It was the first major job for the crews of the linked space station and space shuttle Endeavour, and highlighted their first full day together.
"We're here to work," the space station's skipper, Mike Fincke, called down. "This is the can-do crew."
More than 14,000 pounds of gear was stuffed into the 21-foot container that flew up on Endeavour and was hoisted onto the space station. It held an extra toilet, refrigerator and kitchenette, exercise machine and sleeping compartments, and a new recycling system for converting urine into drinking water.
Fincke called it "the goodies ... things needed for an extreme home makeover."
NASA cannot double the number of space station residents from three to six next year until all the equipment — most notably the water recycling system — has been installed and tested. Additional equipment will be launched in February.
Until now, the space station has been a one-kitchen, one-bath, three-bedroom house. That third bedroom is actually a makeshift nook in the U.S. lab. The orbiting outpost is on the verge of becoming a two-kitchen, two-bath, five-bedroom home and will have six full bedrooms in a few more months.
Mission Control burst into applause and cheers after astronaut Don Pettit announced that the hatch had been opened between the station and the cargo container, nicknamed "Leonardo."
"We're very proud to announce that Leonardo made it aboard the space station safely," Pettit said. "The hatch is open and no damage or anything is noted ... It looks beautiful."
Astronaut Sandra Magnus — the newest space station resident — spent Monday getting used to her new home. She flew up on Endeavour and promptly traded places with Gregory Chamitoff, who's headed home after a six-month mission. Magnus will spend 3 1/2 months on board.
Besides being moving day for the 10 space travelers, Monday involved gearing up for the first of four planned spacewalks.
On Tuesday, two of the shuttle crew will venture outside and begin the most complicated cleaning and lube job ever attempted in orbit. One of two massive joints that turn the space station's solar wings toward the sun has been jammed for more than a year; it's clogged with metal grit from grinding parts. They'll also squirt some grease onto the joint that's working fine, to prevent any future hang-ups. The work will fill up all four spacewalks.
"We have a little cleaning and greasing to do," said astronaut Stephen Bowen, who will step out Tuesday. The objective is to make the joint "come back to life," he said.
On Monday evening, the chairman of the mission management team, LeRoy Cain, reported that Endeavour's thermal shielding looked solid and that only a bit more analysis remained before being able to clear the shuttle for the ride home. Engineers have been poring over photos from Friday night's launch and Sunday's rendezvous with the space station, and data collected from the wing and nose cap inspections to ensure the shuttle sustained no serious damage.

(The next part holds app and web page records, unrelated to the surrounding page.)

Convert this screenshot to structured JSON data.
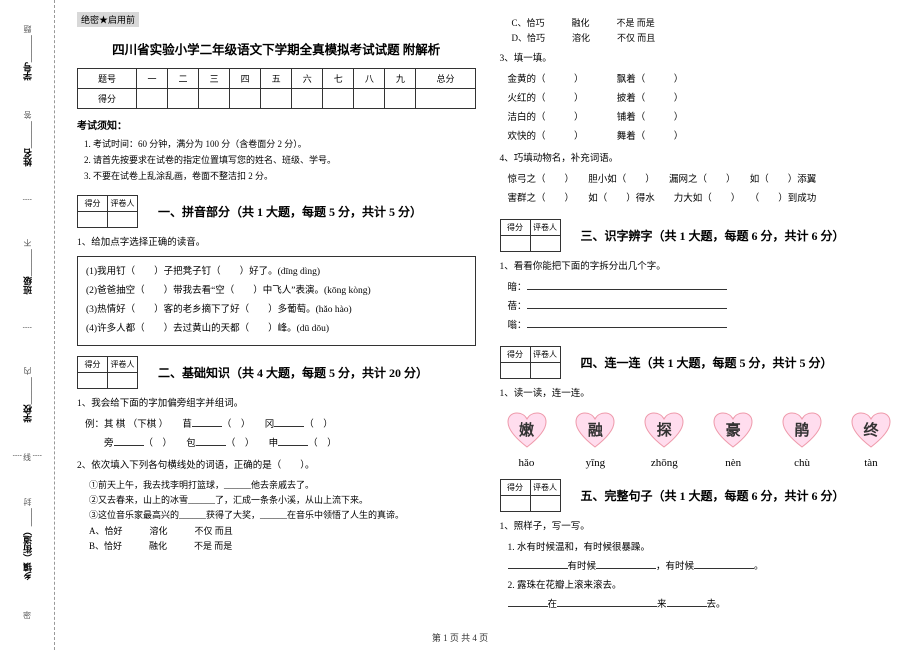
{
  "sidebar": {
    "items": [
      {
        "label": "学号",
        "extra": "题"
      },
      {
        "label": "姓名",
        "extra": "答"
      },
      {
        "label": "班级",
        "extra": "准",
        "sep": "不"
      },
      {
        "label": "学校",
        "extra": "内",
        "sep": "线"
      },
      {
        "label": "乡镇（街道）",
        "extra": "",
        "sep": "封"
      }
    ],
    "seal": "密"
  },
  "header": {
    "secret": "绝密★启用前",
    "title": "四川省实验小学二年级语文下学期全真模拟考试试题 附解析"
  },
  "score_table": {
    "row1": [
      "题号",
      "一",
      "二",
      "三",
      "四",
      "五",
      "六",
      "七",
      "八",
      "九",
      "总分"
    ],
    "row2": [
      "得分",
      "",
      "",
      "",
      "",
      "",
      "",
      "",
      "",
      "",
      ""
    ]
  },
  "notice": {
    "title": "考试须知：",
    "items": [
      "考试时间：60 分钟，满分为 100 分（含卷面分 2 分）。",
      "请首先按要求在试卷的指定位置填写您的姓名、班级、学号。",
      "不要在试卷上乱涂乱画，卷面不整洁扣 2 分。"
    ]
  },
  "mini": {
    "c1": "得分",
    "c2": "评卷人"
  },
  "parts": {
    "p1": {
      "title": "一、拼音部分（共 1 大题，每题 5 分，共计 5 分）"
    },
    "p2": {
      "title": "二、基础知识（共 4 大题，每题 5 分，共计 20 分）"
    },
    "p3": {
      "title": "三、识字辨字（共 1 大题，每题 6 分，共计 6 分）"
    },
    "p4": {
      "title": "四、连一连（共 1 大题，每题 5 分，共计 5 分）"
    },
    "p5": {
      "title": "五、完整句子（共 1 大题，每题 6 分，共计 6 分）"
    }
  },
  "q_pinyin": {
    "lead": "1、给加点字选择正确的读音。",
    "rows": [
      "(1)我用钉（　　）子把凳子钉（　　）好了。(dīng  dìng)",
      "(2)爸爸抽空（　　）带我去看“空（　　）中飞人”表演。(kōng  kòng)",
      "(3)热情好（　　）客的老乡摘下了好（　　）多葡萄。(hǎo  hào)",
      "(4)许多人都（　　）去过黄山的天都（　　）峰。(dū  dōu)"
    ]
  },
  "q_base1": {
    "lead": "1、我会给下面的字加偏旁组字并组词。",
    "example": "例：其 棋 （下棋 ）",
    "row1a": "苜",
    "row1b": "冈",
    "row2a": "旁",
    "row2b": "包",
    "row2c": "申"
  },
  "q_base2": {
    "lead": "2、依次填入下列各句横线处的词语，正确的是（　　）。",
    "s1": "①前天上午，我去找李明打篮球，______他去亲戚去了。",
    "s2": "②又去春来，山上的冰雪______了，汇成一条条小溪，从山上流下来。",
    "s3": "③这位音乐家最高兴的______获得了大奖，______在音乐中领悟了人生的真谛。",
    "optA": "A、恰好　　　溶化　　　不仅 而且",
    "optB": "B、恰好　　　融化　　　不是 而是",
    "optC": "C、恰巧　　　融化　　　不是 而是",
    "optD": "D、恰巧　　　溶化　　　不仅 而且"
  },
  "q_base3": {
    "lead": "3、填一填。",
    "rows": [
      [
        "金黄的（　　　）",
        "飘着（　　　）"
      ],
      [
        "火红的（　　　）",
        "披着（　　　）"
      ],
      [
        "洁白的（　　　）",
        "铺着（　　　）"
      ],
      [
        "欢快的（　　　）",
        "舞着（　　　）"
      ]
    ]
  },
  "q_base4": {
    "lead": "4、巧填动物名，补充词语。",
    "row1": "惊弓之（　　）　　胆小如（　　）　　漏网之（　　）　　如（　　）添翼",
    "row2": "害群之（　　）　　如（　　）得水　　力大如（　　）　　（　　）到成功"
  },
  "q_p3": {
    "lead": "1、看看你能把下面的字拆分出几个字。",
    "rows": [
      "暗：",
      "蓓：",
      "嗡："
    ]
  },
  "q_p4": {
    "lead": "1、读一读，连一连。",
    "hearts": [
      "嫩",
      "融",
      "探",
      "豪",
      "鹃",
      "终"
    ],
    "pinyin": [
      "hǎo",
      "yīng",
      "zhōng",
      "nèn",
      "chù",
      "tàn"
    ]
  },
  "q_p5": {
    "lead": "1、照样子，写一写。",
    "s1": "1. 水有时候温和，有时候很暴躁。",
    "s1blank_a": "有时候",
    "s1blank_b": "，有时候",
    "s2": "2. 露珠在花瓣上滚来滚去。",
    "s2blank_a": "在",
    "s2blank_b": "来",
    "s2blank_c": "去。"
  },
  "footer": "第 1 页 共 4 页"
}
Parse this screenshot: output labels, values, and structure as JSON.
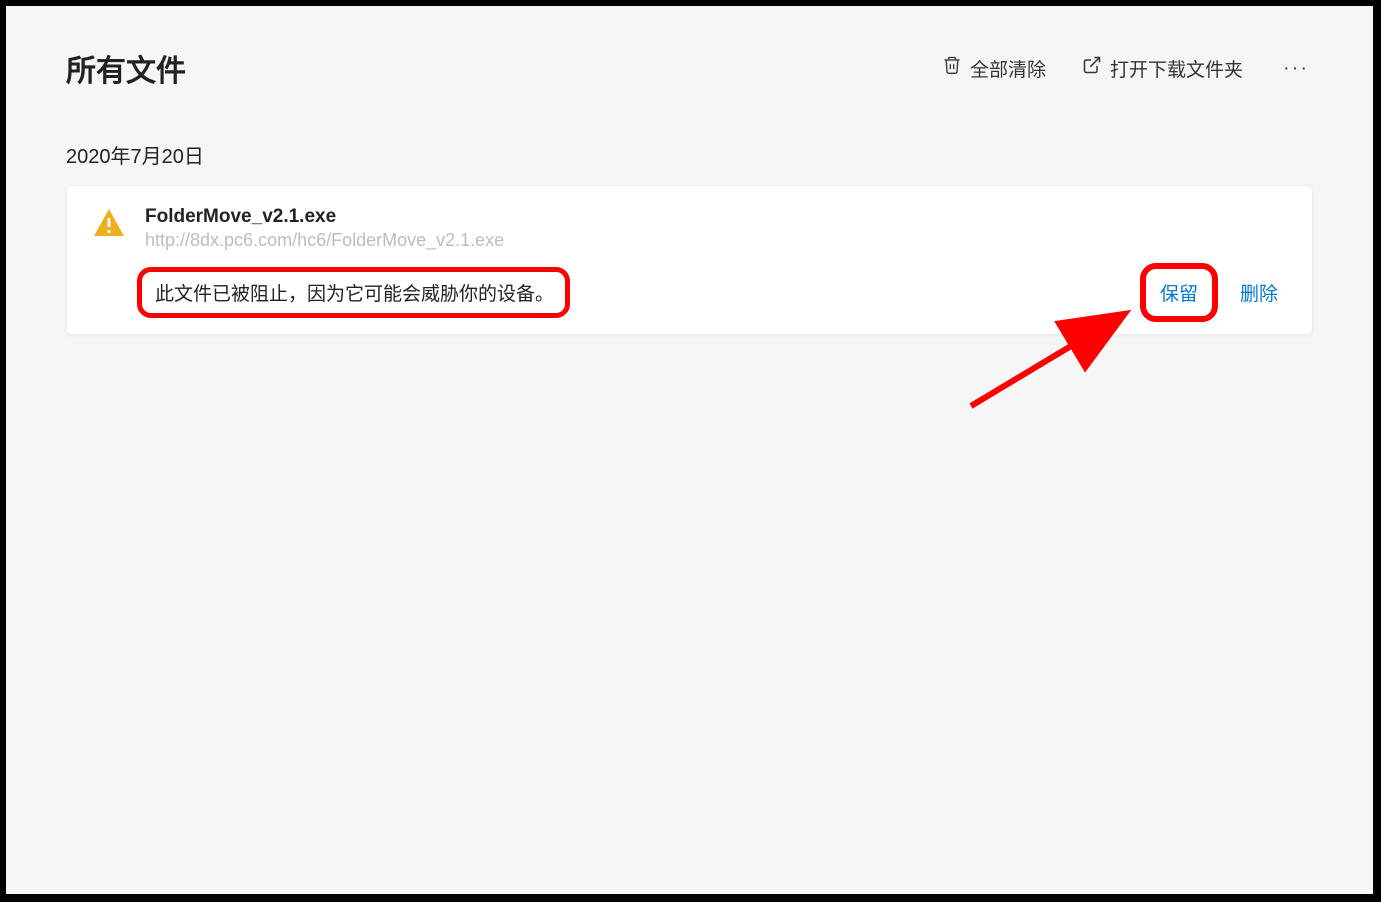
{
  "header": {
    "title": "所有文件",
    "clear_all_label": "全部清除",
    "open_folder_label": "打开下载文件夹"
  },
  "groups": [
    {
      "date": "2020年7月20日",
      "items": [
        {
          "file_name": "FolderMove_v2.1.exe",
          "file_url": "http://8dx.pc6.com/hc6/FolderMove_v2.1.exe",
          "blocked_message": "此文件已被阻止，因为它可能会威胁你的设备。",
          "keep_label": "保留",
          "delete_label": "删除"
        }
      ]
    }
  ]
}
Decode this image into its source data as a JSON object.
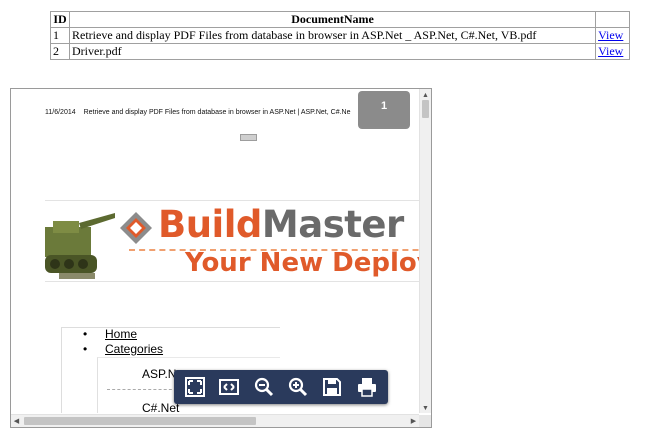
{
  "table": {
    "headers": {
      "id": "ID",
      "name": "DocumentName"
    },
    "rows": [
      {
        "id": "1",
        "name": "Retrieve and display PDF Files from database in browser in ASP.Net _ ASP.Net, C#.Net, VB.pdf",
        "action": "View"
      },
      {
        "id": "2",
        "name": "Driver.pdf",
        "action": "View"
      }
    ]
  },
  "viewer": {
    "header_date": "11/6/2014",
    "header_title": "Retrieve and display PDF Files from database in browser in ASP.Net | ASP.Net, C#.Ne",
    "page_number": "1",
    "banner": {
      "brand_part1": "Build",
      "brand_part2": "Master",
      "tagline": "Your New Deploy",
      "colors": {
        "orange": "#e05a2a",
        "gray": "#6a6a6a"
      }
    },
    "nav": {
      "items": [
        "Home",
        "Categories"
      ],
      "subitems": [
        "ASP.Net",
        "C#.Net"
      ]
    },
    "toolbar": {
      "icons": [
        "fit-page-icon",
        "fit-width-icon",
        "zoom-out-icon",
        "zoom-in-icon",
        "save-icon",
        "print-icon"
      ],
      "background": "#2a3a5c"
    }
  }
}
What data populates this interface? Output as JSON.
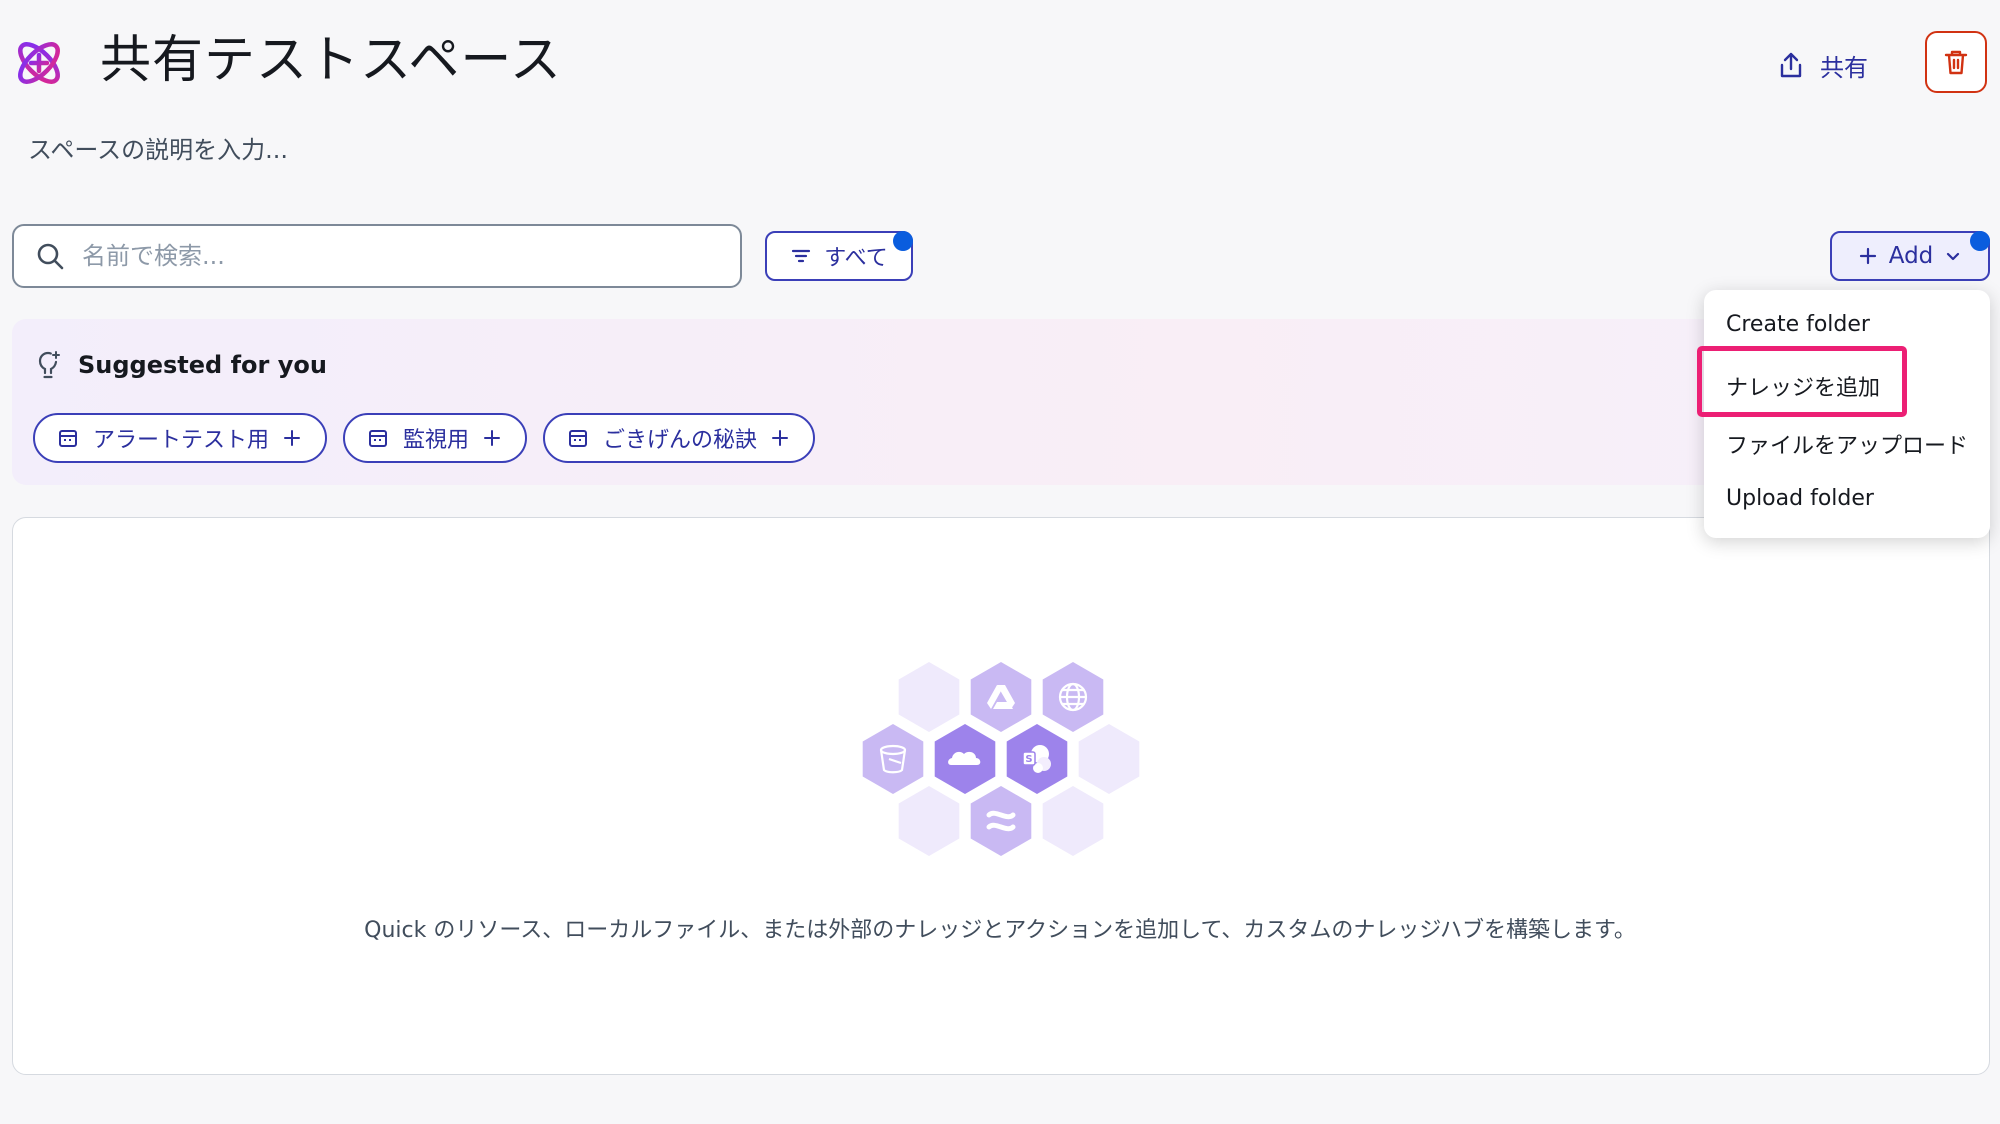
{
  "header": {
    "title": "共有テストスペース",
    "description": "スペースの説明を入力...",
    "share_label": "共有"
  },
  "toolbar": {
    "search_placeholder": "名前で検索...",
    "filter_label": "すべて",
    "add_label": "Add"
  },
  "suggested": {
    "title": "Suggested for you",
    "chips": [
      "アラートテスト用",
      "監視用",
      "ごきげんの秘訣"
    ]
  },
  "add_menu": {
    "items": [
      "Create folder",
      "ナレッジを追加",
      "ファイルをアップロード",
      "Upload folder"
    ],
    "highlighted_item": "ナレッジを追加"
  },
  "empty_state": {
    "message": "Quick のリソース、ローカルファイル、または外部のナレッジとアクションを追加して、カスタムのナレッジハブを構築します。",
    "icons": [
      "google-drive-icon",
      "globe-icon",
      "s3-bucket-icon",
      "onedrive-icon",
      "sharepoint-icon",
      "confluence-icon"
    ]
  },
  "colors": {
    "accent": "#2b2f9e",
    "notification_dot": "#0a5dde",
    "delete": "#d13212",
    "highlight": "#ec1f74",
    "hex_light": "#efeafc",
    "hex_mid": "#c9b9f3",
    "hex_dark": "#9d83eb"
  }
}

Endeavour and its crew of seven will remain at the space station until at least Thanksgiving.